Skip to content

Winter Beans Update – October 2020

1 October 2020

Pre-emergence weed control

Weed pressure in winter beans tends to be low due to the later sowing date when fewer weeds germinate. However, beans are sown at a very low seed rate so there is plenty of room for any weeds that do germinate to develop into a problem. Volunteer cereals can need controlling, and on farms that have brome or black-grass, winter beans give an excellent opportunity to try to prevent seed return of these problem weeds for one year at least.

Where grass weeds are the issue, a stale seedbed prior to sowing is definitely worthwhile – for both brome and black-grass. For barren or great brome and for black-grass the advice is to surface cultivate (5 cm) after harvest to encourage germination then spray off with glyphosate. In fields that have meadow, rye or soft brome seed should be left to ripen on the soil surface for a month before shallow cultivating and spraying off emerged weeds with glyphosate.
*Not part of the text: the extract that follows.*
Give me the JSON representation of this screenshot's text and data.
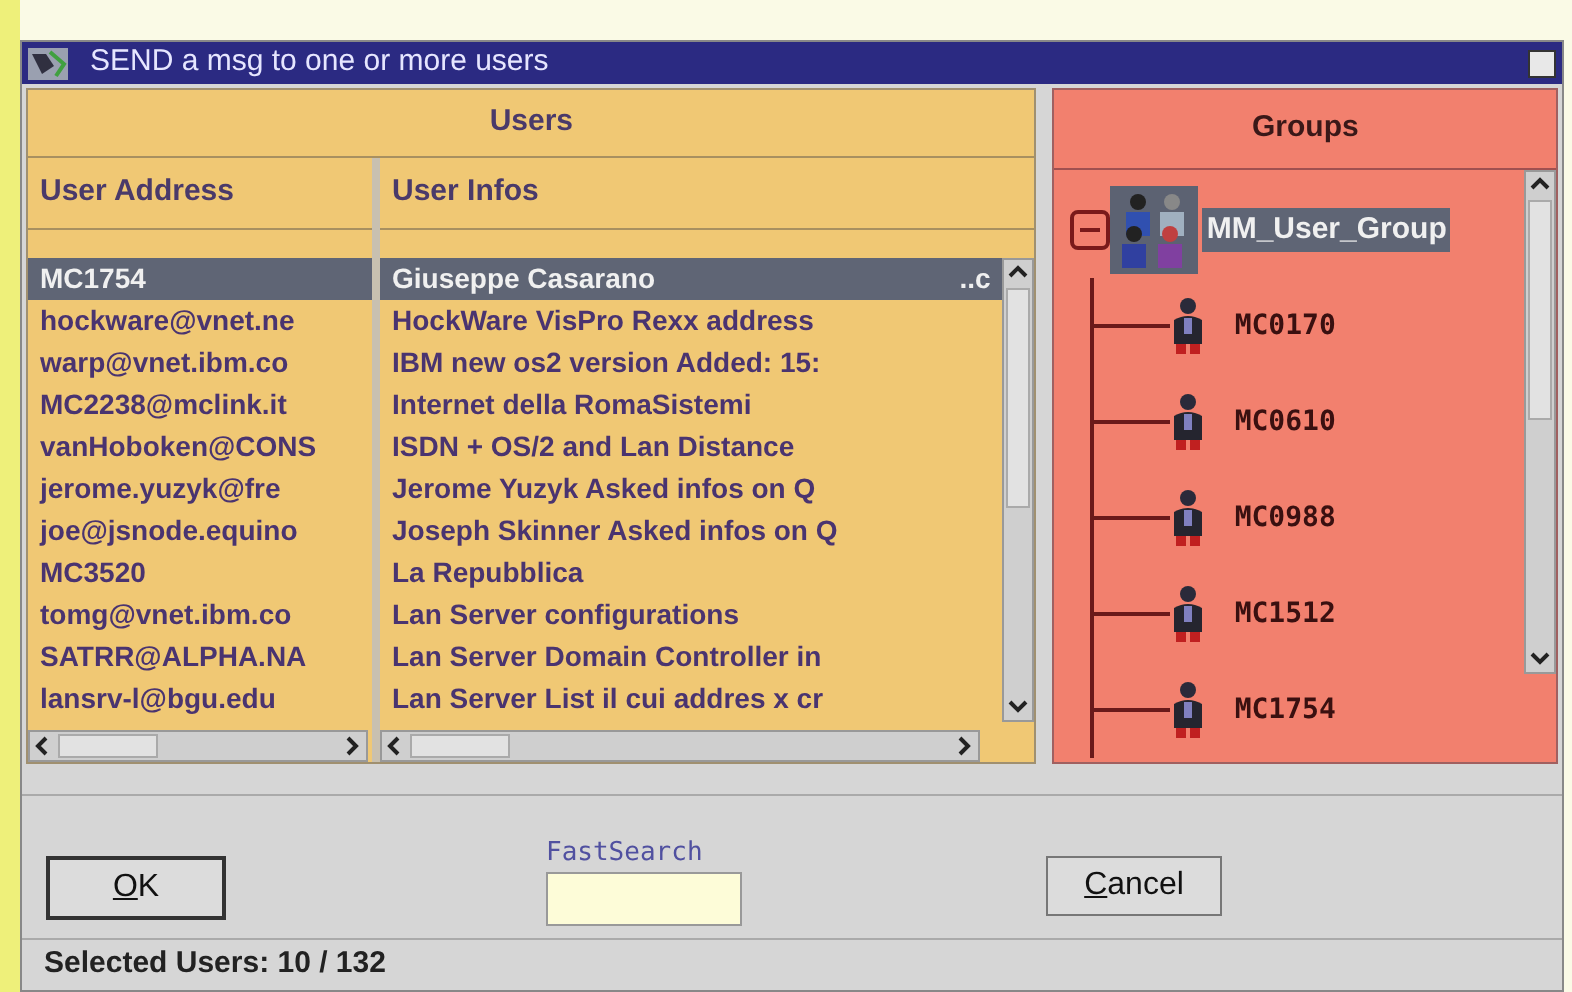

Apart from ‘fop’ and ‘dim’ graminicides, there are limited post-emergence herbicide options in winter beans so it is worth getting on with a residual. This must be applied before emergence of both crop and weeds – at the time of year when beans are sown germination tends to be slow so there is a bit of time to get the spray on.

There are several pre-emergence herbicide options – all control annual meadow-grass and some broad-leaved weed species. Selectivity relies on a layer of settled soil separating the beans from the herbicide, for instance if using imazamox + pendimethalin there must be at least 2.5 cm of settled soil.

Some herbicide options:

  • Pendimethalin is probably the least expensive and has a broad weed spectrum although it is weaker a few species, for example cleavers, mayweeds, fumitory, shepherd’s purse and polygonums.
  • Clomazone has a narrow weed spectrum but is better on cleavers. It can be tank mixed, or there is a formulated clomazone + pendimethalin product.
  • Imazamox + pendimethalin has probably the widest weed spectrum. The addition of imazamox fills some of the gaps of pendimethalin, but it is weak on weeds such as field pansy, scentless mayweed and shepherd’s purse,
  • Prosulfocarb controls a range of broad-leaved weeds, annual meadow-grass and a reduction of black-grass.

Propyzamide is the herbicide of choice if there is a grass weed problem. There needs to be a fine tilth and it should be applied within 7 days of sowing. Check the label for soil type restrictions. At the black-grass and brome dose rate it controls black-grass, barren brome, volunteer cereals, wild oat and some broad-leaved weeds including polygonums chickweed and speedwells. The benefit of propyzamide is that it controls black-grass populations resistant to other herbicide groups. It is root acting and kills grass weeds that have germinated in the top 2 cm of soil – so it is most effective in crops established with minimum soil disturbance.

Note that propyzamide is one of the herbicides detected in water – recent work has shown that lowest losses to drainage water are in crops established with minimal soil disturbance. Product stewardship guidelines must be adhered to:

How to stop propyzamide reaching water.

  • Take care when filling and cleaning the sprayer
  • Use 6m grass buffer strip, or 5m no-spray zone, beside water courses.
  • Discuss cultivation and spray timing with your BASIS registered adviser.
  • Manage soils and tramlines to avoid surface run-off or erosion.
  • Do not apply when soils are cracked, dry or saturated.
  • Do not apply propyzamide if heavy rainfall is expected within 48 hours of application.

How best to use the products

  • Propyzamide works best when applied to cold moist soils, but this must be balanced with the need to protect water. Soils do not need to be completely saturated. Where practical, avoid use if drains are flowing or are likely to flow in the near future.


  • Only use the maximum rate of 840g a.i./ha for severe black-grass situations. Lower dose rates of 700g a.i./ha or 500g a.i./ha are recommended for less severe black-grass, other grasses and broad-leaf weeds (see product labels for details).

Additional safeguards are needed in high risk areas – click here to see the Voluntary Initiative Water Advice Sheet

Always check the label of pre-emergence herbicides for any soil texture or other restrictions.

Sign up to the FAS newsletter

Receive updates on news, events and publications from Scotland’s Farm Advisory Service